Chambermaid is the name given to a slave who was once black in Brazil concubine, the slave masters but also the sexual girl who was chosen to assist in domestic service or accompany family members, usually Sinha. She was chosen specifically for these functions and ended up being taken as a slave pet. Sometimes also was the wet nurse . Example in the literature have the Maid of Lucinda Joaquim Manoel de Macedo . The maids were often subjected to torture and threats to their masters. There are few novels that put such characters as heroes and as advisors of the daughters of coffee barons and owners of farms.

From a Brazilian dictionary site:

sf slave who helped in household chores, accompanying family members of Mr. and sometimes it was the wet nurse.

So yeah, a larger than life, slave figure is considered completely acceptable to use to decorate your home.  Race in Brazil is such an interesting thing.  Stereotypes, political correctness, all of that doesn’t seem to exist here.  People do not get offended over you pointing out their race or pigeon holing them due to their race.While slavery was practiced on a much larger scale here in Brazil than it was in America, the attitude towards slavery is very much different than it is in the US.  What I mean by that is I feel like in the US there is a shame of slavery, and for African Americans there is the sense of the injustice of what occurred in America.  However, here in Brazil, I get a sense that it is accepted that it was part of history, there is no ill feeling of deserving reparation for the former bonds of slavery.   The fundamental difference is that in Brazil slaves were just considered the lowest form of labor, they were (and probably the lowest workers are still looked on in the same way) looked down upon for being unskilled or uneducated.  However, they were not looked down upon because of their race, that never entered into the equation.  Slaves were able to marry, and today and then, Brazil is a huge melting pot of various ethnicities.  So it was not just the white plantation owner who had a slave, it was simply a matter of the classes (whatever ethnicity or ethnicities you may have been). In America, we turned them into nothing more than objects and took away their humanity… which probably links to why we were so incredibly horrible to our slaves compared to the Brazilian people.
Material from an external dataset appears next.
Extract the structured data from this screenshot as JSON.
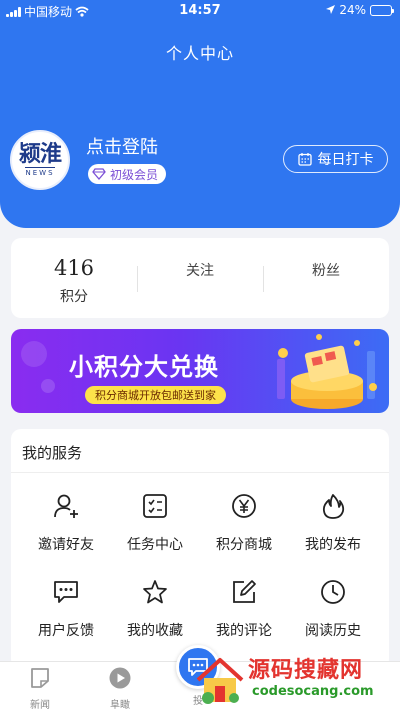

So in the end, I guess a Brazilian statue of a black maid, is just that a historical bit of decor, not as it would be in the US, a constant reminder that we actually thought another human to be nothing more than an object to be bought and sold.  I do think that the huge injustice felt by African Americans, probably provided them more opportunities to be considered equals in society easier and be given more opportunities, than the black Brazilian, whose role in society is still it seems, affected and stereotyped.  I know, I know, this was supposed to just be a piece on some cute furniture I found.